This is clearly the wrong way to go in the wake of an economic meltdown - yet Obama, for all his talk of how willing he is to compromise, of how he'd bring people together, is sticking to his tax guns.
I know at least one top Wall Street executive, an Obama supporter from the start of his campaign, who has recently urged Obama to rethink his tax plan - and that was before last week's record losses on the Dow.
But if Obama is rethinking, he's not saying. As his running mate, Joe Biden tells us that it's patriotic to pay higher taxes, Obama remains committed to squeezing businesses even if the recession grows.
Gasparino also noted that "[t]o be fair, McCain hardly instills confidence among the Wall Streeters" he talks to but wondered why the campaign was putting more energy into the William Ayers angle "when it should be hitting Obama's blind loyalty to policies that bring together the worst elements of Herbert Hoover and Jimmy Carter."
Last week Gasparino slammed the Obama tax plan, likening it to "throwing gasoline on the fire":
"I mean, John McCain – listen, say what you want about his performance – but I’m talking, just looking at that debate rationally – could you literally add up – he wanted to invade Pakistan I thought he said, he wants a surge in Afghanistan, he wants expanded health care, he wants to give a tax break to anybody under – not a tax break, essentially a welfare check to anybody who makes $249,000 or less. By the way, it’s not a tax cut because poor people don’t pay income taxes. You’re not changing the tax rates. And then he wants to tax everybody else."
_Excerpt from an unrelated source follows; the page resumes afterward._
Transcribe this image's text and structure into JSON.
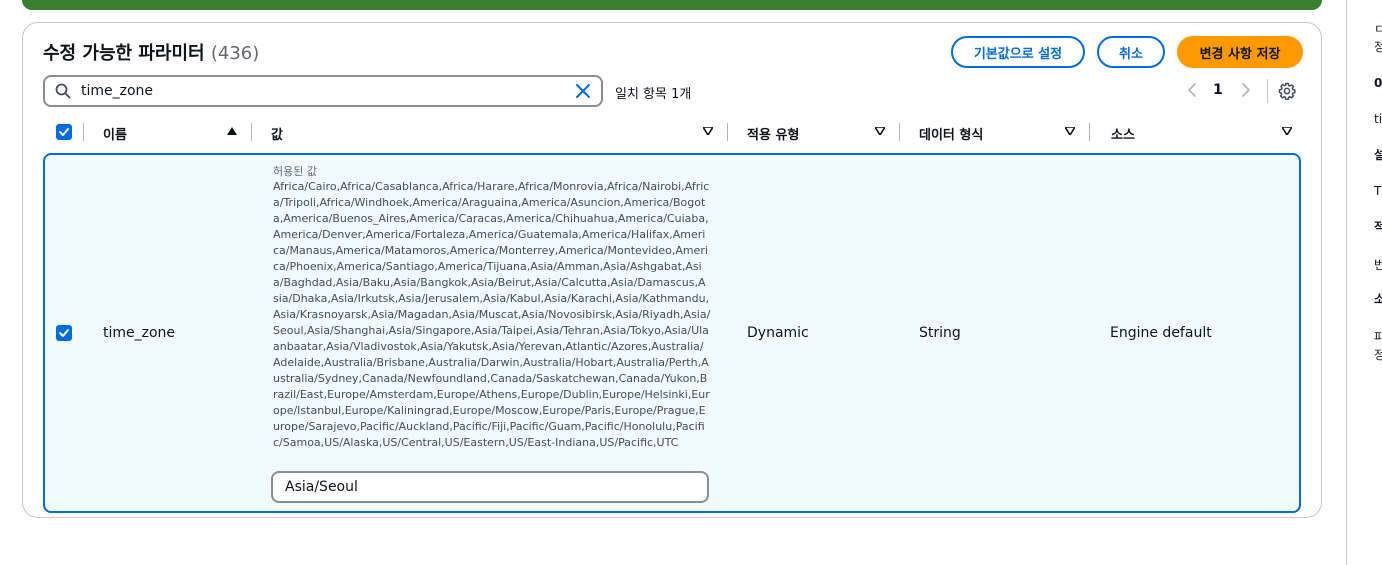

Gasparino said that despite Obama’s “thin record,” he is much more of an ideologue than McCain, based on his time as a community activist, state senator and in the U.S. Senate.